What is your work schedule like when you’re writing?
My schedule is not regimented. I write when I am moved sometimes hours sometimes just jotting down some thought that has potential to be a story.
Did you ever consider writing under a pseudonym?
I did write one story under a pseudonym. I plan to write others with this name to get that name out of the ditch I dug it into. It deserves so much more.
How do you select the names of your characters? Do you know everything about them before you start writing their story?
Naming characters isn’t hard. Unusual names stick with you. There are name generators online, you can go to a phone book. It’s important to building a character. There is power in a name.
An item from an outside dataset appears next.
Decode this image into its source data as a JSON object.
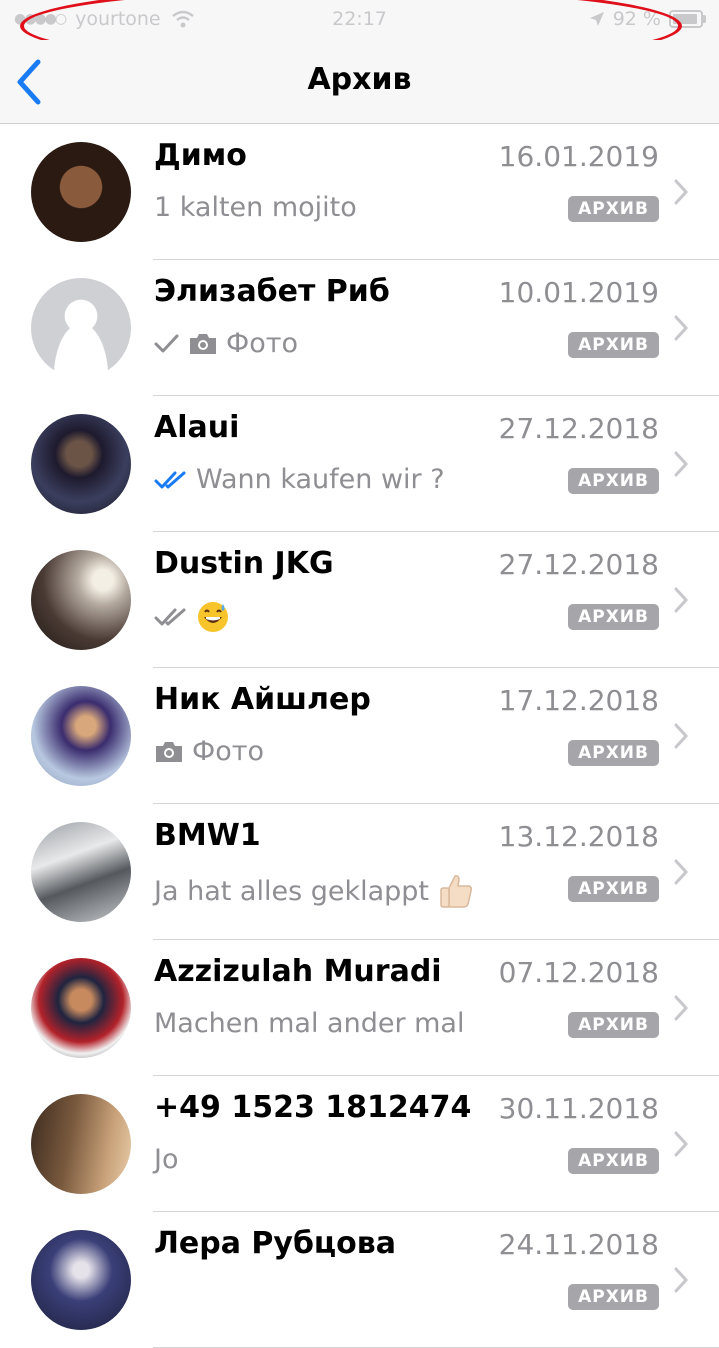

What was your hardest scene to write?
I think the hardest scene to write is a battle scene. You can make it feel real, or you can cheat it from blooming. You don’t want to make is he did, then she did, then he did then they did. It becomes boring.
How long on average does it take you to write a book or story?
Writing a book is still a goal for me. I am not a long hauler. There is an art to writing short stories as well. When I write a short-story, I already have an ending in mind when I start. Writing Invasive Species, the name of my story for Women in Horror III. I had the idea. I wrote in in a couple of hours and let it sit for a few months. I pulled it out and thought of a better ending, so I extended the story just the right amount, I think.
Thank you for joining me in the tearoom, Dawn. To find out more about Dawn’s writing check out her author’s page at Black Hare Press
If you want to find out more about Clubhouse Members’ Books, don’t forget to check out the Clubhouse Bookshops, too.